Originally Posted by razie
Originally Posted by TheRusty
Hmmm busy at the day job today - going to try something new here - do your own MA ...
hockey player going for a body check
no, it's not Mikaela, it's me... hey, where's my bike? who took it? i was just on it a second ago... oh, was it a minute ago? so... where's my bike?
no, it doesn't carry vodka and it's not a ground proximity warning system... what is it? what, not sure about the vodka...?
yes, they are girl skis... oh, you mean the boots? oh hush, you make me blush... i'll just turn the other way...
thanks, yup - all deserve attention:
1. shoulders leaning in, hands low and lazy
2. would need a chair if it didn't have stiff boots, lazy re-centering
3. lazy to keep the vodka bottle level enough
4. a-frame - lazy inside leg tipping or boot alignment. i have to ski towards the camera next time.
one word: lazy. that's me.
Not bad analysis, but need more credit for the good stuff.

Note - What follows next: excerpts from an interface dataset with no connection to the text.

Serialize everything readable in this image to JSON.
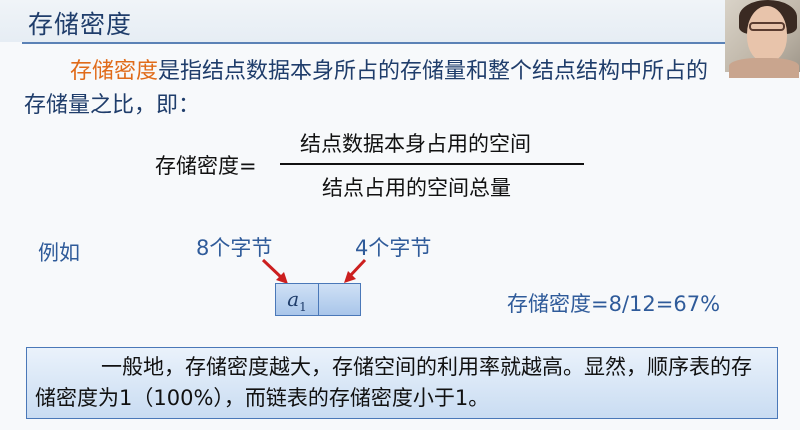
{
  "slide": {
    "title": "存储密度",
    "intro": {
      "highlight": "存储密度",
      "rest": "是指结点数据本身所占的存储量和整个结点结构中所占的存储量之比，即："
    },
    "formula": {
      "lhs": "存储密度=",
      "numerator": "结点数据本身占用的空间",
      "denominator": "结点占用的空间总量"
    },
    "example": {
      "label": "例如",
      "data_bytes": "8个字节",
      "pointer_bytes": "4个字节",
      "cell_var": "a",
      "cell_sub": "1",
      "result": "存储密度=8/12=67%"
    },
    "note": "一般地，存储密度越大，存储空间的利用率就越高。显然，顺序表的存储密度为1（100%），而链表的存储密度小于1。"
  },
  "colors": {
    "title": "#1f3d6b",
    "highlight": "#e06b1a",
    "accent_text": "#2f5b9a",
    "arrow": "#cc1f1f",
    "node_border": "#4a78b8"
  }
}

Upper body is facing the outside of the turn. Here you should be square to the fall line or just slightly facing to the inside of the new turn (because your skis are just prior to being square to the fall line). But you are on your new edges way above the fall line. This is how we make round turns.

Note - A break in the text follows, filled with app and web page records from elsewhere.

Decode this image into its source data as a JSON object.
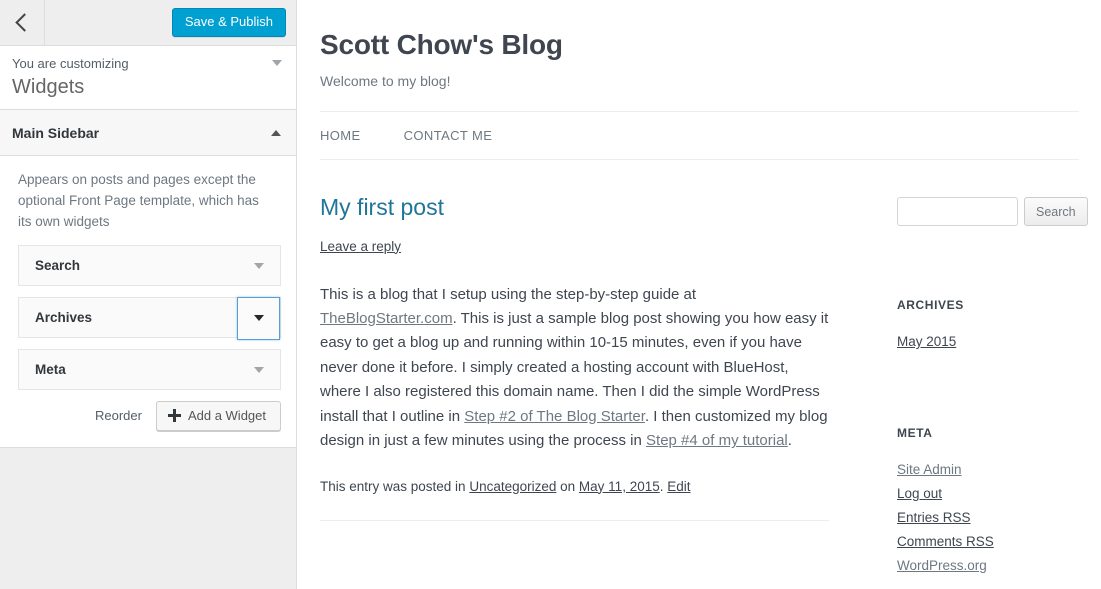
{
  "customizer": {
    "back_icon": "chevron-left-icon",
    "save_label": "Save & Publish",
    "customizing_label": "You are customizing",
    "panel_title": "Widgets",
    "section": {
      "title": "Main Sidebar",
      "collapse_icon": "caret-up-icon",
      "description": "Appears on posts and pages except the optional Front Page template, which has its own widgets",
      "widgets": [
        {
          "title": "Search",
          "toggle_icon": "caret-down-icon",
          "focused": false
        },
        {
          "title": "Archives",
          "toggle_icon": "caret-down-icon",
          "focused": true
        },
        {
          "title": "Meta",
          "toggle_icon": "caret-down-icon",
          "focused": false
        }
      ],
      "reorder_label": "Reorder",
      "add_widget_label": "Add a Widget",
      "add_widget_icon": "plus-icon"
    },
    "accent_color": "#00a0d2",
    "focus_color": "#5b9dd9"
  },
  "preview": {
    "site_title": "Scott Chow's Blog",
    "site_description": "Welcome to my blog!",
    "nav": [
      {
        "label": "HOME"
      },
      {
        "label": "CONTACT ME"
      }
    ],
    "post": {
      "title": "My first post",
      "title_color": "#21759b",
      "reply_link": "Leave a reply",
      "body": {
        "p1_a": "This is a blog that I setup using the step-by-step guide at ",
        "p1_link1": "TheBlogStarter.com",
        "p1_b": ". This is just a sample blog post showing you how easy it easy to get a blog up and running within 10-15 minutes, even if you have never done it before. I simply created a hosting account with BlueHost, where I also registered this domain name.  Then I did the simple WordPress install that I outline in ",
        "p1_link2": "Step #2 of The Blog Starter",
        "p1_c": ".  I then customized my blog design in just a few minutes using the process in ",
        "p1_link3": "Step #4 of my tutorial",
        "p1_d": "."
      },
      "footer": {
        "prefix": "This entry was posted in ",
        "category": "Uncategorized",
        "middle": " on ",
        "date": "May 11, 2015",
        "suffix": ". ",
        "edit": "Edit"
      }
    },
    "sidebar": {
      "search": {
        "value": "",
        "placeholder": "",
        "button_label": "Search"
      },
      "archives": {
        "heading": "ARCHIVES",
        "items": [
          {
            "label": "May 2015"
          }
        ]
      },
      "meta": {
        "heading": "META",
        "items": [
          {
            "label": "Site Admin"
          },
          {
            "label": "Log out"
          },
          {
            "label": "Entries RSS"
          },
          {
            "label": "Comments RSS"
          },
          {
            "label": "WordPress.org"
          }
        ]
      }
    }
  }
}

A wee too much body mass behind the heels. But hey if Max can ski that way (see Heluva's youtube link) , then ok. Just do the transitions like he does then. Otherwise Tony Knows how to ski = Toes, knees and nose in vertical alignment. Here your nose is over your knee which is over the arch of your foot. Stand up taller and move that belly button forward 4 inches.World Cup racers can get this far in the back seat and they do ok. You aren't here all the time and that's a good thing.
I liked this one. Hips and shoulders parallel to the snow surface is the ideal that we're never supposed to quite get to. This is serious angulation that most recreational skiers never get to. I'm guessing there's a tad too much weight on the inside ski and the outside ski is diverging a bit. But this is a great way to bend the skis and get some serious snappy turns. For more performance think and feel "balance against the outside ski".

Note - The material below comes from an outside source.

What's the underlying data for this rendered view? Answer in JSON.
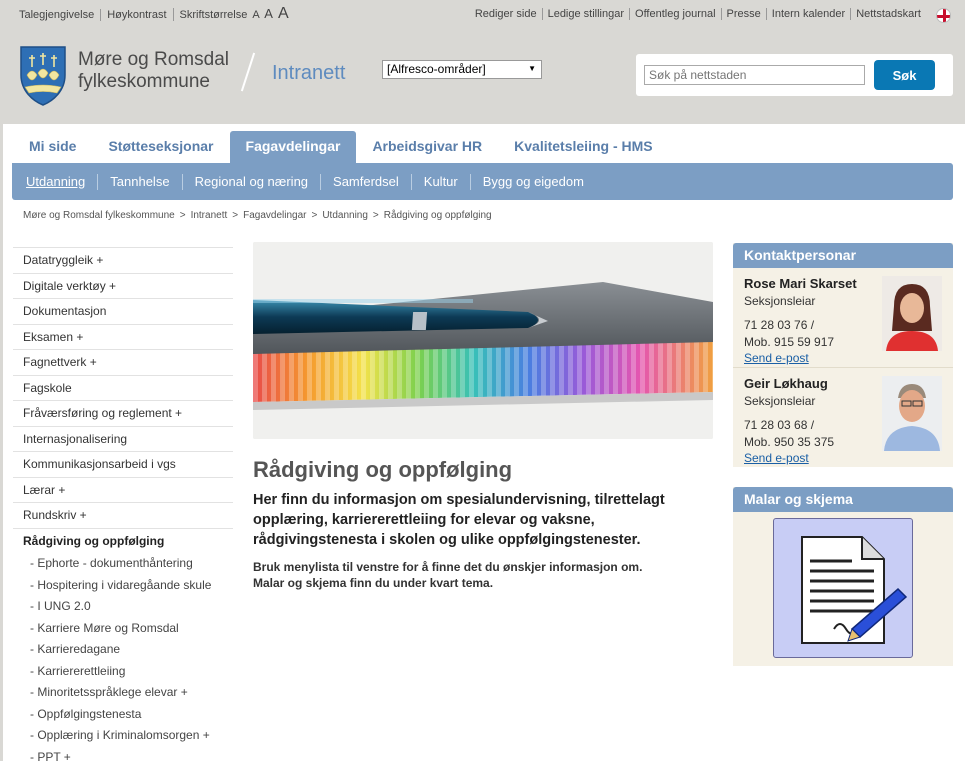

When they say flex to release, they mean the left leg bends like your right leg is doing and then the right leg is supposed to follow like that automagically. Here you have a right leg that is pushy and a left leg saying "Nuh uh!". If that left shoulder was swinging the pole touch more down the hill, then the left shoulder, hip and foot would be further back relative to the right and the right leg would have more room to flex into the new turn. Or you could think "pull the inside foot back" at or slightly before the transition.
In general, the videography is loads better than what we usually get to work with. Ideally you want the skier 1/2 to 2/3 of the frame size, but this is tough for most so 1/4 to 1/2 in the first clip is pretty good. Skiing straight at the camera usually freaks the videographer out when he's trying to get the going by and beyond views as well, so a bit offline is ok. You ski much better when you just ski vs skiing to the camera anyway. If you were an instructor going for exams I'd say to start your "for the camera" runs straight down the fall line. It's much easier to start with proper upper/lower body separation that way. If you're going to label the clip "GS turns", then make bigger turns - preferably 3 cat widths wide vs 1. Your turns start with a slight up move because you are not steering into counter. It's not a huge deal, but it is leading to all these symptoms like getting caught in the back seat and A framing here and there. There are a million things we do for instructors at this level, but a good shortcut for you may simply be gate training.
Well done. Thanks for posting. Good luck with Hirscher!